Essay, Pages 2 (421 words)
Despite the inspiration he gives his students and his efforts to make the boys ‘more rounded human beings’, the lack of any practical usefulness makes Hector’s teaching inadequate and obsolete in the new academic environment. The headmaster can see that Hector is a good teacher but fails to value his teaching because the results are ‘unquantifiable’. This is due to Hector’s belief that examinations are ‘the enemy of education’: ‘those longed for emblems of conformity’.
Hector considers the name of his course to be a euphemism which conceals the true nature of his lessons- he considers his ability to inspire and enlighten the boys to be of primary importance, which differs from the methods of the teacher Mrs.
Lintott who teaches ‘objective history’ and ‘solid facts’, and also from Irwin. Irwin’s teaching ethics go hand in hand with the changing perspectives of education supported by the headmaster who embraces educational reforms that seek to adapt systems of education to the new economic climate governed by neoliberal logic; which subjects all aspects of life to demands of the market.
The link can be made between Hector and Miss Jean Brodie, that although both teachers took to manipulating their students for their own benefit (in Hector’s case this is subjecting the boys to sexual harassment as a result of his repressed sexual desires), and although in both cases this is an abuse of power, it can be appreciated that it takes an immense personality to be remembered by their students as a great influence.
Miss Brodie immersed in her life-long quest for knowledge provides a very powerful role model for the girls. They are able to see a woman who is eager to learn, even though she is the one who is meant to be imparting knowledge.
Both teachers are nonconformists in the educational system yet weather this is acceptable or not depends on views of the purpose of education.

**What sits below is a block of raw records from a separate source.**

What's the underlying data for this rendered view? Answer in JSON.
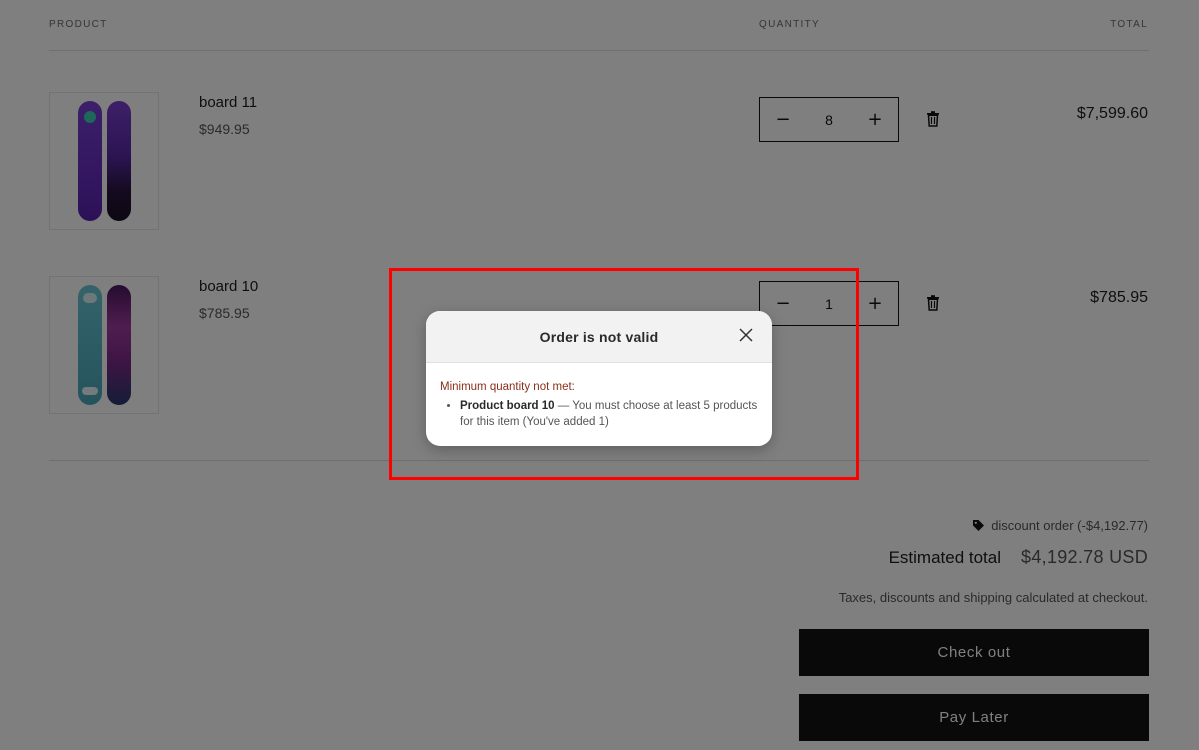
{
  "table_header": {
    "product": "PRODUCT",
    "quantity": "QUANTITY",
    "total": "TOTAL"
  },
  "items": [
    {
      "name": "board 11",
      "price": "$949.95",
      "quantity": "8",
      "total": "$7,599.60",
      "colors": {
        "left": "#6a2fc0",
        "right": "#3a1e6e"
      }
    },
    {
      "name": "board 10",
      "price": "$785.95",
      "quantity": "1",
      "total": "$785.95",
      "colors": {
        "left": "#5fb8c8",
        "right": "#7a2a88"
      }
    }
  ],
  "summary": {
    "discount": "discount order (-$4,192.77)",
    "estimated_label": "Estimated total",
    "estimated_value": "$4,192.78 USD",
    "tax_note": "Taxes, discounts and shipping calculated at checkout.",
    "checkout_label": "Check out",
    "paylater_label": "Pay Later"
  },
  "modal": {
    "title": "Order is not valid",
    "error_heading": "Minimum quantity not met:",
    "error_product": "Product board 10",
    "error_message": " — You must choose at least 5 products for this item (You've added 1)"
  },
  "colors": {
    "highlight": "#ff0000",
    "button": "#121212",
    "error_text": "#8a2e1a"
  }
}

Miss Brodie says “I don’t believe in talking down to children, you are capable of grasping more than is generally appreciated by your elders”. This philosophy is one that helps the girls to explore a wide range of subjects and instills on them, for the most part, a healthy curiosity about life and the world they live in; a better lesson, some may argue, than years of artificial education. Here we can refer to Plato’s ‘allegory of the cave’: one should ‘touch’ real-world problems and gain personal experience from it, to acquire the knowledge, we should leave the safe ‘cave’ of the classroom.